The rest of BODY TEXT addresses topics ranging from public surveillance to violent masculinity to food scarcity, sometimes through the lens of humor. I was surprised by “jeff bezineo’s amazine dream” (made in collaboration with Kathleen Ma), a collection of zines — printed booklets with an organic, MS Paint feel. But hidden within the flippant text, jokes, and meme imagery of the zines are angry, rational criticisms of Amazon’s business practices and their consequences on individuals. Passive-aggressive in the best way, Zong and Ma’s zines are a woke comic form which delightfully defied my expectations.

In fact, defying expectations seems to be one of the only common threads encapsulating BODY TEXT, as Zong himself attests, “[no one thing is] going to completely index ‘all this.’” The final piece in the exhibition catalog, “Messages and Means,” is displayed in the center of the gallery. The piece leaves us with insight into the “headspace” that produced such works and anchors us back to reality. “Messages and Means” is a photographic self-portrait of the artist which depicts not only longing for his undergrad days in the Visual Arts Program at Princeton but also his desire for a stronger graphic design community at MIT.

Echoing this last sentiment regarding MIT, BODY TEXT embodies its own theme in a very meta style.
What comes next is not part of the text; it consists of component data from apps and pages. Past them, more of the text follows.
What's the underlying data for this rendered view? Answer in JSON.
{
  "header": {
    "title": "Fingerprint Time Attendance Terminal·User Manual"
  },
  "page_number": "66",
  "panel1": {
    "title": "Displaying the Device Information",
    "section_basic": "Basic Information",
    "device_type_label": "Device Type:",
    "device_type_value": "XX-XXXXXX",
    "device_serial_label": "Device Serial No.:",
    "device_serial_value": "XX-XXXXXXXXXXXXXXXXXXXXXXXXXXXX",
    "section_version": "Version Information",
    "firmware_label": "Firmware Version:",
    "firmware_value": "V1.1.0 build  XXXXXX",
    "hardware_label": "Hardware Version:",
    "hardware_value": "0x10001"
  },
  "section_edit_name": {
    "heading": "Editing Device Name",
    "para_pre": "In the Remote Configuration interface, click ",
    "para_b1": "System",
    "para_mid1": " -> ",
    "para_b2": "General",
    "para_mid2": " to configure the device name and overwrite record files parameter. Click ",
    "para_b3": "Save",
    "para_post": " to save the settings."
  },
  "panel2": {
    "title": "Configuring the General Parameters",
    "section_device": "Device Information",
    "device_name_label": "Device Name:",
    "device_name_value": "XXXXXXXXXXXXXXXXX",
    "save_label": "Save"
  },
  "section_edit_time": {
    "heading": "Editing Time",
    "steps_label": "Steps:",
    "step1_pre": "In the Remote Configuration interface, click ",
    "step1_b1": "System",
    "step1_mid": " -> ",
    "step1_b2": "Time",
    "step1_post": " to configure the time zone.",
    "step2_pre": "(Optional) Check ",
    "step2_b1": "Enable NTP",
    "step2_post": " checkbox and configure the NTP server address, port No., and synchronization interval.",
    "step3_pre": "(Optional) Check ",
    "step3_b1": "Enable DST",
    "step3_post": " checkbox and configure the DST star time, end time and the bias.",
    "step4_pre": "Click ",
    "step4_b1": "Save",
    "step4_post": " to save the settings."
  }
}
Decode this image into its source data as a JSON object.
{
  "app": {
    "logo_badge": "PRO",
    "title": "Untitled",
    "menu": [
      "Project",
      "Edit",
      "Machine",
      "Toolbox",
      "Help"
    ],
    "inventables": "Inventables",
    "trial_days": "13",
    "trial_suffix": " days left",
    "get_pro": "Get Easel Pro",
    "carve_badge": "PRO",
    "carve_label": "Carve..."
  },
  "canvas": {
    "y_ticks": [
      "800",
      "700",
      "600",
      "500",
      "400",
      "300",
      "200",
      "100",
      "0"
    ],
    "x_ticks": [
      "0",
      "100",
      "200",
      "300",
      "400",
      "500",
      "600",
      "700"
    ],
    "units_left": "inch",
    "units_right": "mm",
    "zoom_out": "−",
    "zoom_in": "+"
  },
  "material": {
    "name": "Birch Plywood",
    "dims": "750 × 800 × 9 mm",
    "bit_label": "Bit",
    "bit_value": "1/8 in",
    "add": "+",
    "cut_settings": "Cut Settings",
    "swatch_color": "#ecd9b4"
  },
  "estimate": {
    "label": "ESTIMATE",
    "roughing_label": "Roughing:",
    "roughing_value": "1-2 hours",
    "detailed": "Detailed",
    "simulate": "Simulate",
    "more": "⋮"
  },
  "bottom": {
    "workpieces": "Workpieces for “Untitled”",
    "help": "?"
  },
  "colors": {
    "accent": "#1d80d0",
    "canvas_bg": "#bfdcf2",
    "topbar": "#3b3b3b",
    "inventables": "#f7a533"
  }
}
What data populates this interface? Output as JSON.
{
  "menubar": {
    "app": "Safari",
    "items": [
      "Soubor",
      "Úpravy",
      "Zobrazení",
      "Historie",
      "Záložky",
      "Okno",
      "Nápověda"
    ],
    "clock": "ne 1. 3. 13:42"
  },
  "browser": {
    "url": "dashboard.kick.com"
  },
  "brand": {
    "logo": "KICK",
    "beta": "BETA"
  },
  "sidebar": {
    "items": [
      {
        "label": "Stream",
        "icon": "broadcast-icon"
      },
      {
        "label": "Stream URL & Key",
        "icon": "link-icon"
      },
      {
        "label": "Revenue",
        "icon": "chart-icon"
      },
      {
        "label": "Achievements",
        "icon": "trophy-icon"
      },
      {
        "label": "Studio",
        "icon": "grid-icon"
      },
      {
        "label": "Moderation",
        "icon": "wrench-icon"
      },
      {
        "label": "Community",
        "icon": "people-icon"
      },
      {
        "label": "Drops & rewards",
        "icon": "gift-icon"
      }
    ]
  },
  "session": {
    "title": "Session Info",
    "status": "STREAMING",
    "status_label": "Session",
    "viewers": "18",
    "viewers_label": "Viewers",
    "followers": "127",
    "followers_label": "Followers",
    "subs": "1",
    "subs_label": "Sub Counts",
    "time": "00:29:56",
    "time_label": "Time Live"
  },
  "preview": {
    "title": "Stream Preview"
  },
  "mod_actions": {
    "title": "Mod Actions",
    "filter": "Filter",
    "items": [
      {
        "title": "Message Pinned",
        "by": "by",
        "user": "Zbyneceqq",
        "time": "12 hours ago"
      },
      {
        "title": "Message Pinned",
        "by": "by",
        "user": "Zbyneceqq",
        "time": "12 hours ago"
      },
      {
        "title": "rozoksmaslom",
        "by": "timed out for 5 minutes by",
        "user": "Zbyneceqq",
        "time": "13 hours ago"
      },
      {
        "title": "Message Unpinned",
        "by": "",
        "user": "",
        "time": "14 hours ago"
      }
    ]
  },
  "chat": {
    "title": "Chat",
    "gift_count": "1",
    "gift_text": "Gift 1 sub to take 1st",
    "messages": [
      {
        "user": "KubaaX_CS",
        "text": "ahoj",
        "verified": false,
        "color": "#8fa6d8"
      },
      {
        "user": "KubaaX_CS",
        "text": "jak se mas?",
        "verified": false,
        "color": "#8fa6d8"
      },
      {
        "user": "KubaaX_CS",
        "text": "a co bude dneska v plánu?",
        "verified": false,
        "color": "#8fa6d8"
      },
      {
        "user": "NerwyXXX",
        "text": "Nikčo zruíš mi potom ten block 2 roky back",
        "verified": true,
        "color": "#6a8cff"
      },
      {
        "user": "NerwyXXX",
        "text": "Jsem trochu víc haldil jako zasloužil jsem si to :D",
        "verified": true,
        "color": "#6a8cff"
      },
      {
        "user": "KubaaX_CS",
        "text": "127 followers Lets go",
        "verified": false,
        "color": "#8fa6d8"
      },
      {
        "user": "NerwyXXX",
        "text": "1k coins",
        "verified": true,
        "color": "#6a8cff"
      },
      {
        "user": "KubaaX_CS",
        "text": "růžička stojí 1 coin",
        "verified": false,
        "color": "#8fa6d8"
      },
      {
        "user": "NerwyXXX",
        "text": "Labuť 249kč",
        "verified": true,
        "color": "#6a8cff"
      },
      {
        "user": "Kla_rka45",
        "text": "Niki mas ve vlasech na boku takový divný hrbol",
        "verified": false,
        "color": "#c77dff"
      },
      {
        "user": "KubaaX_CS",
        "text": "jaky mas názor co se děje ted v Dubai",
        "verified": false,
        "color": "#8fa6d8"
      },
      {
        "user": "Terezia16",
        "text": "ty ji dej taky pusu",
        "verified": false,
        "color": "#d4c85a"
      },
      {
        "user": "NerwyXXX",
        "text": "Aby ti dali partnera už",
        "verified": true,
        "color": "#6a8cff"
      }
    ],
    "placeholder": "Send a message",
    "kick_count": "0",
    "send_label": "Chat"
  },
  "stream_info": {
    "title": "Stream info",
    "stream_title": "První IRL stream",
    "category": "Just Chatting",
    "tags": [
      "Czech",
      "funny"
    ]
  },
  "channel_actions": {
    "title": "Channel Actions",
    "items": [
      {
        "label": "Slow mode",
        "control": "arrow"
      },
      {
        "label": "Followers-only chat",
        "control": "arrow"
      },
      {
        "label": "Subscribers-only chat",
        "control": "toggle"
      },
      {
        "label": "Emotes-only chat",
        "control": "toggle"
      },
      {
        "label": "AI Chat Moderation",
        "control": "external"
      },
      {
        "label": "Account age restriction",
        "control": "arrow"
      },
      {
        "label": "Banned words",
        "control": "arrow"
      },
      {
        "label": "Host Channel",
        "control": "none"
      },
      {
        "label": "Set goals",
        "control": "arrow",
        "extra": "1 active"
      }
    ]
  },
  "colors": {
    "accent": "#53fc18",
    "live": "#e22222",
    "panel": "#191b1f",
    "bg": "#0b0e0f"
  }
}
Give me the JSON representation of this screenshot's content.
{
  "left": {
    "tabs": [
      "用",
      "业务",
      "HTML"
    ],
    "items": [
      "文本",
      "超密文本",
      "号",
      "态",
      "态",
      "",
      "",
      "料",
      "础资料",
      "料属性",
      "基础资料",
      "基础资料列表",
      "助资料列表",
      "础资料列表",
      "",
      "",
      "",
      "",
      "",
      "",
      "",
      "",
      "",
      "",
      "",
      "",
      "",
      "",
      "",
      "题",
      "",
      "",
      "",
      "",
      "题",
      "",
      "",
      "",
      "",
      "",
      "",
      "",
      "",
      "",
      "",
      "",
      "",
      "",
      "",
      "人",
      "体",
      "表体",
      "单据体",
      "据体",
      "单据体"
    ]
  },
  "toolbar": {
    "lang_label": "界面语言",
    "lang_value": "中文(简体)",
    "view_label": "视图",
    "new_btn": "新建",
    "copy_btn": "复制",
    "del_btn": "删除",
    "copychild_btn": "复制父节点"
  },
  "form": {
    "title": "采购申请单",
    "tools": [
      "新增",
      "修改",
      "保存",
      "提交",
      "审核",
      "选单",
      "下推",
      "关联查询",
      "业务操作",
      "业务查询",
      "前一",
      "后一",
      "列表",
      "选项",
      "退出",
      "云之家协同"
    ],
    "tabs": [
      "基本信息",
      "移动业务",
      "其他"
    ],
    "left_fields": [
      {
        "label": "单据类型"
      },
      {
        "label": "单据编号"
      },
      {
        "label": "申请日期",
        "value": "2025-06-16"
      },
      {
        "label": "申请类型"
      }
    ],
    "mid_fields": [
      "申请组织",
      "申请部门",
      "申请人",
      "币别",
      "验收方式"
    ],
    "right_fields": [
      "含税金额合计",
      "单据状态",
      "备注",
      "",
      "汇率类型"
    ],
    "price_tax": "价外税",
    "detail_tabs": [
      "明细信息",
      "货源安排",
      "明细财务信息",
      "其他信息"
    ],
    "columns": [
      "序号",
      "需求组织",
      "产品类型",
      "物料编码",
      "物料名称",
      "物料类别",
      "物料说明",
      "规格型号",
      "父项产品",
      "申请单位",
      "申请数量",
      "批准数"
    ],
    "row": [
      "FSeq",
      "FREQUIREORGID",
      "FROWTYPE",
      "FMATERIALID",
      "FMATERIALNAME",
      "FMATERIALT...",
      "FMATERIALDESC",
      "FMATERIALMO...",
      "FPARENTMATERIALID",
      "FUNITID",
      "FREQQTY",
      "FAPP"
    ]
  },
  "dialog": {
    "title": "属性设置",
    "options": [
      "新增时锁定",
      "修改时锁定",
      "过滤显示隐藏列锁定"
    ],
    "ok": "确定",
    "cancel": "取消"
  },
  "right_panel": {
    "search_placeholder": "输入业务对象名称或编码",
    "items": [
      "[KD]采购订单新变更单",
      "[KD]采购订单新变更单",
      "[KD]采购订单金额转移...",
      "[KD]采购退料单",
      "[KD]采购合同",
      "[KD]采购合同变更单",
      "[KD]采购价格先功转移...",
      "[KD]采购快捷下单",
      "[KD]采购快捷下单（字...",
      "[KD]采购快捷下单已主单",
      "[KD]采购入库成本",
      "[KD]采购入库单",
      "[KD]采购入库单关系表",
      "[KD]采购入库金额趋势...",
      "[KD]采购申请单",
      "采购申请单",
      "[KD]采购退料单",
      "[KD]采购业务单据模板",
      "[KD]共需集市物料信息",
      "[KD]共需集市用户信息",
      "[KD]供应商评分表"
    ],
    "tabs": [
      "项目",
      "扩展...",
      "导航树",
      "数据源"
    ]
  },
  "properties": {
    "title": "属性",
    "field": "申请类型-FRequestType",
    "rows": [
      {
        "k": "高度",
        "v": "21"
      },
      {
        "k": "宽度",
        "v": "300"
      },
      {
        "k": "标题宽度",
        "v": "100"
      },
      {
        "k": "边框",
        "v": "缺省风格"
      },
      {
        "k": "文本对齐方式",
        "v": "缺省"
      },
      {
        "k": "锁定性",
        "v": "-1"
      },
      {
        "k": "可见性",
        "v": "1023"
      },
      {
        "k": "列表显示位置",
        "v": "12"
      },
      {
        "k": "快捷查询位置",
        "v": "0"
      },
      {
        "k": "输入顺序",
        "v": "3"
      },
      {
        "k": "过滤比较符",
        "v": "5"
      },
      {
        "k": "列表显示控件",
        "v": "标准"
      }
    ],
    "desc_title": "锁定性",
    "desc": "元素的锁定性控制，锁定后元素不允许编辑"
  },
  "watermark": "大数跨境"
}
For starters, the exhibition is tucked away in the Wiesner Student Art Gallery on Stud 2, one of the least frequented corners of the bustling Student Center, speaking to a broader message about the secondary (or even ternary) position of art and design at an institution which prides itself on technicality. We reduce building names and majors to numbers, punt HASS classes like chores, and pigeonhole humanities into Course 21. I myself am no less guilty, walking into Wiesner to view BODY TEXT at 10 p.m. on a weekday night, preoccupied with thoughts of the 18.06 pset due at 12 a.m. Even this article is the first non-technical writing I’ve done in too long, and my neglected, half-finished artwork continues to pile up, casualties of the firehose.

But how can an institution which disregards design and humanities produce the engineers and scientists building systems to be used by people and impact lives? In that sense, BODY TEXT is a nuanced reminder to step back and consider the social implications of the systems we create and to question the whys, not only the hows, of the problems we solve. To take BODY TEXT at face value would be to miss the entire point of the exhibition, designed to provide food for thought with an aftertaste which lingers long after stepping out of the gallery.